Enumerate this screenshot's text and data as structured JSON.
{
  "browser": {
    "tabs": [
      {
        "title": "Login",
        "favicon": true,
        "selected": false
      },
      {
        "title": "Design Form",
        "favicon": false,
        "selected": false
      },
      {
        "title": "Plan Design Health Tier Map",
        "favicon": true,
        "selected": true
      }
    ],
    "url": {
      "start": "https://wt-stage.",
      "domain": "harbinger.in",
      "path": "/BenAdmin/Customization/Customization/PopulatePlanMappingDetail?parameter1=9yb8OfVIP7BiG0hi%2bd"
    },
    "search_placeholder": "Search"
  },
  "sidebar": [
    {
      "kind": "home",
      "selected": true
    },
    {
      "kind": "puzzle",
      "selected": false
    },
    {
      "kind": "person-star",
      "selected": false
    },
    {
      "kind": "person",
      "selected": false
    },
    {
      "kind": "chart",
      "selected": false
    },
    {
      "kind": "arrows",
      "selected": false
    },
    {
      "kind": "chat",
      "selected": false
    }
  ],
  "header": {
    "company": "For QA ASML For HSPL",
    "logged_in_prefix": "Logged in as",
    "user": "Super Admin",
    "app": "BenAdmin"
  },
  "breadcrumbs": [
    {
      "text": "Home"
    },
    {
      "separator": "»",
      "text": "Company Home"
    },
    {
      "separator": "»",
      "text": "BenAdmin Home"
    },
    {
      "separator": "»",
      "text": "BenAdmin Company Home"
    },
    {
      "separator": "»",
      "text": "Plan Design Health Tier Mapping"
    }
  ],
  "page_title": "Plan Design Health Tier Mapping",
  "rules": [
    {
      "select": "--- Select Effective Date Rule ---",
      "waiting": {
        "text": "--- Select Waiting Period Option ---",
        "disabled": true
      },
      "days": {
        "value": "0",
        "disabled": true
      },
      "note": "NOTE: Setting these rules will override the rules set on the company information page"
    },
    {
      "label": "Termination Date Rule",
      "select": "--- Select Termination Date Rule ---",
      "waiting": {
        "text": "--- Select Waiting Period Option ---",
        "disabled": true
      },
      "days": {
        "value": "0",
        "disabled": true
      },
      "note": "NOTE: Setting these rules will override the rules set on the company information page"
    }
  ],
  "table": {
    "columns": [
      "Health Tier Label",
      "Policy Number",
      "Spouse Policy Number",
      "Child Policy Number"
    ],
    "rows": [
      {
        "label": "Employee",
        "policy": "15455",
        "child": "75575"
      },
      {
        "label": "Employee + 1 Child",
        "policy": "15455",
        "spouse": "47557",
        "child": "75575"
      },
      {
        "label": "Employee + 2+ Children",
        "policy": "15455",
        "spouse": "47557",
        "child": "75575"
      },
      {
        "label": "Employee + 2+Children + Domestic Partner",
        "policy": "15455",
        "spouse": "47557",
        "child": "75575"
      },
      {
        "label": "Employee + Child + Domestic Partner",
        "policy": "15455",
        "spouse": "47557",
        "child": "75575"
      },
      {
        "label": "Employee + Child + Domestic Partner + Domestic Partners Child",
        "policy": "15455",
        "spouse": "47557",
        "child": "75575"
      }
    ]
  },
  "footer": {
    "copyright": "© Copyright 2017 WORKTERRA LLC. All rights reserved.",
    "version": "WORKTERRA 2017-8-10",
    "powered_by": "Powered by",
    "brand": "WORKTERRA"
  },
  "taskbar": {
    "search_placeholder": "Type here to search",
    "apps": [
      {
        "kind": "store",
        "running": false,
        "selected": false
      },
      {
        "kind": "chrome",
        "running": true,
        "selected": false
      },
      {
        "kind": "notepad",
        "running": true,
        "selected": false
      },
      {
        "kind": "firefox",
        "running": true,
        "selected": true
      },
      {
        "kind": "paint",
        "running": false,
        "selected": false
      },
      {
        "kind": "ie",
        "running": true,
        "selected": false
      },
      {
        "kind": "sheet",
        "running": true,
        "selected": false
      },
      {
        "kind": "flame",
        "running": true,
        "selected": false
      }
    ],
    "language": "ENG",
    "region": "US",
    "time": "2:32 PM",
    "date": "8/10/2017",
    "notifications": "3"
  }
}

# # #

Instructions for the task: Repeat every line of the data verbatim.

Task output:
Enumerate this screenshot's text and data as structured JSON.
{
  "browser": {
    "tabs": [
      {
        "title": "Login",
        "favicon": true,
        "selected": false
      },
      {
        "title": "Design Form",
        "favicon": false,
        "selected": false
      },
      {
        "title": "Plan Design Health Tier Map",
        "favicon": true,
        "selected": true
      }
    ],
    "url": {
      "start": "https://wt-stage.",
      "domain": "harbinger.in",
      "path": "/BenAdmin/Customization/Customization/PopulatePlanMappingDetail?parameter1=9yb8OfVIP7BiG0hi%2bd"
    },
    "search_placeholder": "Search"
  },
  "sidebar": [
    {
      "kind": "home",
      "selected": true
    },
    {
      "kind": "puzzle",
      "selected": false
    },
    {
      "kind": "person-star",
      "selected": false
    },
    {
      "kind": "person",
      "selected": false
    },
    {
      "kind": "chart",
      "selected": false
    },
    {
      "kind": "arrows",
      "selected": false
    },
    {
      "kind": "chat",
      "selected": false
    }
  ],
  "header": {
    "company": "For QA ASML For HSPL",
    "logged_in_prefix": "Logged in as",
    "user": "Super Admin",
    "app": "BenAdmin"
  },
  "breadcrumbs": [
    {
      "text": "Home"
    },
    {
      "separator": "»",
      "text": "Company Home"
    },
    {
      "separator": "»",
      "text": "BenAdmin Home"
    },
    {
      "separator": "»",
      "text": "BenAdmin Company Home"
    },
    {
      "separator": "»",
      "text": "Plan Design Health Tier Mapping"
    }
  ],
  "page_title": "Plan Design Health Tier Mapping",
  "rules": [
    {
      "select": "--- Select Effective Date Rule ---",
      "waiting": {
        "text": "--- Select Waiting Period Option ---",
        "disabled": true
      },
      "days": {
        "value": "0",
        "disabled": true
      },
      "note": "NOTE: Setting these rules will override the rules set on the company information page"
    },
    {
      "label": "Termination Date Rule",
      "select": "--- Select Termination Date Rule ---",
      "waiting": {
        "text": "--- Select Waiting Period Option ---",
        "disabled": true
      },
      "days": {
        "value": "0",
        "disabled": true
      },
      "note": "NOTE: Setting these rules will override the rules set on the company information page"
    }
  ],
  "table": {
    "columns": [
      "Health Tier Label",
      "Policy Number",
      "Spouse Policy Number",
      "Child Policy Number"
    ],
    "rows": [
      {
        "label": "Employee",
        "policy": "15455",
        "child": "75575"
      },
      {
        "label": "Employee + 1 Child",
        "policy": "15455",
        "spouse": "47557",
        "child": "75575"
      },
      {
        "label": "Employee + 2+ Children",
        "policy": "15455",
        "spouse": "47557",
        "child": "75575"
      },
      {
        "label": "Employee + 2+Children + Domestic Partner",
        "policy": "15455",
        "spouse": "47557",
        "child": "75575"
      },
      {
        "label": "Employee + Child + Domestic Partner",
        "policy": "15455",
        "spouse": "47557",
        "child": "75575"
      },
      {
        "label": "Employee + Child + Domestic Partner + Domestic Partners Child",
        "policy": "15455",
        "spouse": "47557",
        "child": "75575"
      }
    ]
  },
  "footer": {
    "copyright": "© Copyright 2017 WORKTERRA LLC. All rights reserved.",
    "version": "WORKTERRA 2017-8-10",
    "powered_by": "Powered by",
    "brand": "WORKTERRA"
  },
  "taskbar": {
    "search_placeholder": "Type here to search",
    "apps": [
      {
        "kind": "store",
        "running": false,
        "selected": false
      },
      {
        "kind": "chrome",
        "running": true,
        "selected": false
      },
      {
        "kind": "notepad",
        "running": true,
        "selected": false
      },
      {
        "kind": "firefox",
        "running": true,
        "selected": true
      },
      {
        "kind": "paint",
        "running": false,
        "selected": false
      },
      {
        "kind": "ie",
        "running": true,
        "selected": false
      },
      {
        "kind": "sheet",
        "running": true,
        "selected": false
      },
      {
        "kind": "flame",
        "running": true,
        "selected": false
      }
    ],
    "language": "ENG",
    "region": "US",
    "time": "2:32 PM",
    "date": "8/10/2017",
    "notifications": "3"
  }
}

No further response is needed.